Half Hull Model
of the Royal Yacht Britannia
Dimensions: 42″L x 11 1/2″W x 3 3/4″ Depth
Weight: 10 1/2 lbs.
Presented is an exceptionally fine and beautifully decorative Half Hull Model of the Royal Yacht Britannia Ca 1893. This presentation Model was done by American Marine Model Gallery, artist Peter Ward.
His Majesty’s Yacht Britannia was a gaff-rigged cutter built in 1893 for RYS Commodore Albert Edward, Prince of Wales. She served both himself and his son King George V with a long racing career.
Britannia in the 1890s
Britannia was launched on 20 April 1893, a week ahead of Valkyrie II, and joined a fleet of first-class cutters that was growing fast as others followed the royal lead. In a highly competitive fleet, Britannia soon set about achieving the race results which would eventually establish her as the most successful racing yacht of all time.
By the end of her first year’s racing, Britannia had scored thirty-three wins from forty-three starts. In her second season, she won all seven races for the first-class yachts on the French Riviera, and then beat the 1893 America’s Cup defender Vigilant in home waters.
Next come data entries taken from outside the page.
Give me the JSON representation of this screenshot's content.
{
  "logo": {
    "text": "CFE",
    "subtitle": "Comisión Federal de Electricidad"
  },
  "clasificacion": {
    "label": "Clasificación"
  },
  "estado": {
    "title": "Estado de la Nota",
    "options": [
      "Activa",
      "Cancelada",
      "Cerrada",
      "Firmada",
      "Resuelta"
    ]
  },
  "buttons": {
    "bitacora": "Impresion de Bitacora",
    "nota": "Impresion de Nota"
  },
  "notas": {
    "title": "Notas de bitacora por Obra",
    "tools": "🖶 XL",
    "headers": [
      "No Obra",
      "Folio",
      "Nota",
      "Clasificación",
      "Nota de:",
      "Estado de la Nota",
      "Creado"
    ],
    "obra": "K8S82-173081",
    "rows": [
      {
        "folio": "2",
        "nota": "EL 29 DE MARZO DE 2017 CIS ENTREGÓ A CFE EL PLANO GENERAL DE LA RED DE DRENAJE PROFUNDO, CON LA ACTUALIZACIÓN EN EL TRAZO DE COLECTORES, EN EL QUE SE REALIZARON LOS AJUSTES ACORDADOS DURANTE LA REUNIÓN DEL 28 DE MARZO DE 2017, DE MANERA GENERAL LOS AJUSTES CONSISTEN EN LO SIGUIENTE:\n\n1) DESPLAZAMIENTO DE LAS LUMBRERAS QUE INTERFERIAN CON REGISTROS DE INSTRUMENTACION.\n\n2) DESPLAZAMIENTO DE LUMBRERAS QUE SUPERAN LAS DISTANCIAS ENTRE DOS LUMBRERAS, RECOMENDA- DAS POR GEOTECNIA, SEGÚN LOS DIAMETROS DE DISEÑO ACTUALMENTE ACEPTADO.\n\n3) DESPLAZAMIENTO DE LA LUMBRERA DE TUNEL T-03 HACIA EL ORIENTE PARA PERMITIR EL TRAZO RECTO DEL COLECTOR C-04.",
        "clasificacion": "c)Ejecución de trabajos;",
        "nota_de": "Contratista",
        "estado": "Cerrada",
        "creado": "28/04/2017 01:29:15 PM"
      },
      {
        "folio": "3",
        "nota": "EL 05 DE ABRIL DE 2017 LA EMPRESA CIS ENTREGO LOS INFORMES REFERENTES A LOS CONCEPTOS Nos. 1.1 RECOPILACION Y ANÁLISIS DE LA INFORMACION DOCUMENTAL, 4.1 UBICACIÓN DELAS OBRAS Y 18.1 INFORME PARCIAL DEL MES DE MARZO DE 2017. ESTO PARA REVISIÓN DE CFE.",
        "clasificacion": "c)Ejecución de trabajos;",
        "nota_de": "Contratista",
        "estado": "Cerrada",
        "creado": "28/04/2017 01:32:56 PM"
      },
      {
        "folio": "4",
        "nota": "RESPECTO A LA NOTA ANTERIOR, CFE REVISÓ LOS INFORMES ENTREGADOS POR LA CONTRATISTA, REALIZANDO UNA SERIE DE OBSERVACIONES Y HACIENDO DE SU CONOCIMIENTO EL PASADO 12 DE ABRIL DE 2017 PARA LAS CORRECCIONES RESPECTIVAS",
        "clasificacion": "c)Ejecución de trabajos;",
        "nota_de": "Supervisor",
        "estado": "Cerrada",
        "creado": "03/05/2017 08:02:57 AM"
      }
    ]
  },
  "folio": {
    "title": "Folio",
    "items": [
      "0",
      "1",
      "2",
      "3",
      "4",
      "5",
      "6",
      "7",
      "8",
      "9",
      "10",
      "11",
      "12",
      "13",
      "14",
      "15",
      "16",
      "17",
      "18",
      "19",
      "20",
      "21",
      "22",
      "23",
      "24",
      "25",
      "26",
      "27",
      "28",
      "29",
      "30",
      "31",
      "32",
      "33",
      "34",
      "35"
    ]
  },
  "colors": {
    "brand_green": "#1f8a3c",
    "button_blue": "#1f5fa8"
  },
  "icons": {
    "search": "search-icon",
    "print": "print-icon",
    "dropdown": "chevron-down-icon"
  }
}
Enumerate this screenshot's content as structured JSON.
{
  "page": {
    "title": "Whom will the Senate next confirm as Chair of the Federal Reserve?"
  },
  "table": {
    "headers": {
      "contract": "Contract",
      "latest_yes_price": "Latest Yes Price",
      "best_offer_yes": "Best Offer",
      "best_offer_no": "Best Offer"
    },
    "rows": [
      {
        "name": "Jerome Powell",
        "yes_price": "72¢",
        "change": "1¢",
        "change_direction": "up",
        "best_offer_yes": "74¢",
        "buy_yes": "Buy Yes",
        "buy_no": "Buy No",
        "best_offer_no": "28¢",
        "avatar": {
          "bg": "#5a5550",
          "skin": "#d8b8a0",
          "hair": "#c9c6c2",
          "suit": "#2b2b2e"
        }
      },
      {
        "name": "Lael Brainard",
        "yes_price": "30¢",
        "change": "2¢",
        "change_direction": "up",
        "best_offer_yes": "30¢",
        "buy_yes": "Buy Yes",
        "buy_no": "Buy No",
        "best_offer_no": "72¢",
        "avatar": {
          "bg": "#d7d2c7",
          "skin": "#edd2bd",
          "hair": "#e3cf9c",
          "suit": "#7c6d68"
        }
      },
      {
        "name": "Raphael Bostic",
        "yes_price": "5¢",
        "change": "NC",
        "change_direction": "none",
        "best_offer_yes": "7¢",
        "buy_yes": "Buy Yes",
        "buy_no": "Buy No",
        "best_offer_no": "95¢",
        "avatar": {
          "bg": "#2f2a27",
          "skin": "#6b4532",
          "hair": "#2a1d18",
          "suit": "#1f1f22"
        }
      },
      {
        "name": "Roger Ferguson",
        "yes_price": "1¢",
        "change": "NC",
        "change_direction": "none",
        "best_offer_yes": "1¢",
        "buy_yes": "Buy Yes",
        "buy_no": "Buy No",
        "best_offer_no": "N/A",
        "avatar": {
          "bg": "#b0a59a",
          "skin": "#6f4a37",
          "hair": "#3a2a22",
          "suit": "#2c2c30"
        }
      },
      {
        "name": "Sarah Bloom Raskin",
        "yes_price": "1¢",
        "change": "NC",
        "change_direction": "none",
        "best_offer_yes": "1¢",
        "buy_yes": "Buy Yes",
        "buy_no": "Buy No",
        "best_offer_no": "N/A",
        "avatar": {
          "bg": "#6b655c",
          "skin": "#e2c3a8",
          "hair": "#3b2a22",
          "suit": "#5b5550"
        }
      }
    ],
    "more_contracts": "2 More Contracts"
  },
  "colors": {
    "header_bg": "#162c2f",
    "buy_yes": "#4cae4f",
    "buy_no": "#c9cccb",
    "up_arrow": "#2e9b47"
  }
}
Despite a lull in big yacht racing after 1897, Britannia served as a trial horse for Sir Thomas Lipton’s first America’s Cup challenger Shamrock, and later passed on to several owners in a cruising trim with raised bulwarks. In 1920 King George V triggered the revival of the “Big class” by announcing that he would refit Britannia for racing. Although Britannia was the oldest yacht in the circuit, regular updates to her rig kept her a most successful racer throughout the 1920s. In 1931, she was converted to the J Class with a Bermuda rig, but despite the modifications, her performance to windward declined dramatically. Her last race was at Cowes in 1935. During her racing career, she won 231 races and took another 129 flags.
Back of the Half Hull Model
King George V’s dying wish was for his beloved yacht to follow him to the grave. On 10 July 1936, after Britannia had been stripped of her spars and fittings, her hull was towed out to St. Catherine’s Deep near the Isle of Wight, and she was sunk by HMS Winchester, commanded by Captain W.N.T. Beckett. RN.